It has a fruity fragrance, called ginjo-ka, with a light, that is low in acidity. “Light” does not simply mean “mild” or “diluted.” The sake should also have a smooth texture (mouth feel) and a good aftertaste.
The specific characteristics of ginjo-shu vary by brewer, with the more fragrant varieties designed to highlight ginjo-ka and others designed with more emphasis on flavor and less on ginjo-ka.
Daiginjo-shu is a form of ginjo-shu made with even more highly polished rice from which at least 50% of the outer layer of the grain has been removed. It has an even more refined taste and stronger ginjo-ka than ginjo-shu.
Junmai-shu and tokubetsu junmai-shu are made only from rice, koji and water, highlighting the flavor of the rice and koji more than other varieties. There are no requirements regarding polishing ratio. Junmai-shu is typically high in acidity and umami, with relatively little sweetness.
Because ginjo brewing techniques are used in making junmai ginjo-shu, the acidity and umami are toned down and there is a clear ginjo-ka.
Junmai daiginjo-shu is regarded as the highest-grade sake. The best products in this class deliver a good blend of refined taste with acidity and umami.

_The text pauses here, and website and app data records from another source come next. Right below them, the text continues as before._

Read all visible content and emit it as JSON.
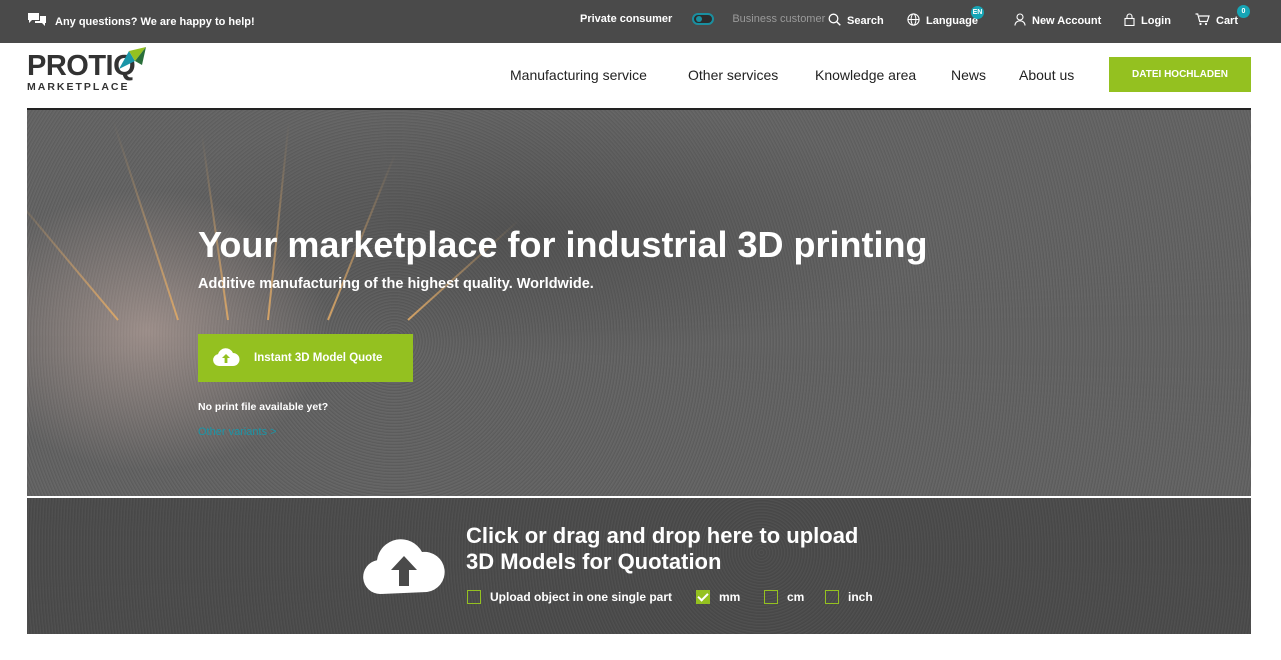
{
  "topbar": {
    "help_text": "Any questions? We are happy to help!",
    "private_label": "Private consumer",
    "business_label": "Business customer",
    "search_label": "Search",
    "language_label": "Language",
    "language_badge": "EN",
    "new_account_label": "New Account",
    "login_label": "Login",
    "cart_label": "Cart",
    "cart_count": "0"
  },
  "header": {
    "logo_brand": "PROTIQ",
    "logo_sub": "MARKETPLACE",
    "nav": [
      "Manufacturing service",
      "Other services",
      "Knowledge area",
      "News",
      "About us"
    ],
    "cta_label": "DATEI HOCHLADEN"
  },
  "hero": {
    "title": "Your marketplace for industrial 3D printing",
    "subtitle": "Additive manufacturing of the highest quality. Worldwide.",
    "quote_button": "Instant 3D Model Quote",
    "no_file_text": "No print file available yet?",
    "link_text": "Other variants >"
  },
  "upload": {
    "title_line1": "Click or drag and drop here to upload",
    "title_line2": "3D Models for Quotation",
    "options": [
      {
        "label": "Upload object in one single part",
        "checked": false
      },
      {
        "label": "mm",
        "checked": true
      },
      {
        "label": "cm",
        "checked": false
      },
      {
        "label": "inch",
        "checked": false
      }
    ]
  },
  "colors": {
    "accent": "#94c120",
    "teal": "#16a5b5",
    "topbar": "#4a4a4a"
  }
}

In honjozo-shu, the emphasis is on flavor and there is little ginjo-ka or aging‐induced aroma. It has a reasonable level of acidity and umami and rather than asserting the aroma and taste of the sake itself, it helps to bring out the taste of food.
Sake varieties are also distinguished by brewing method.
Sake brewed during the current year.
Matured Sake that has been stored for a long time.
Period of maturation can be authenticated.
Undiluted sake. Many genshu have a high alcohol content and have strong taste, because there is no addition of water after pressing.
Junmai-shu or honjozo-shu that has been brewed using certain traditional methods.
Usually, sake is pasteurized twice before being bottled.
Namazake （Nama-shu) is sake bottled without being pasteurized at all.
Nama-chozo-shu is sake pasteurized only once at bottling after maturation.
Namazume-shu is bottled sake pasteurized only once before maturation.
This term derives from ancient Japanese book Engishiki, which records a unique mixing process, shiori, using sake instead of water in the brewing process. There are sub-varieties of Kijoshu, such as koshu, namazake etc.
The term means junmai-shu brewed at only one brewery, rather than having been blended from more than one brewery.
Cask sake. sake that has been kept in a cedar cask, has its own special aroma.
This is an old-style way of marketing namazume-shu. It refers to sake that has been pasteurized only once and aged from the winter until the following fall before marketing.
The moromi is filtered through a coarse cloth which produces cloudy sake, called nigorizake. In the past, it was unpasteurized and contained living yeast. However, these days, much of the nigorizake is pasteurized to stabilize the quality.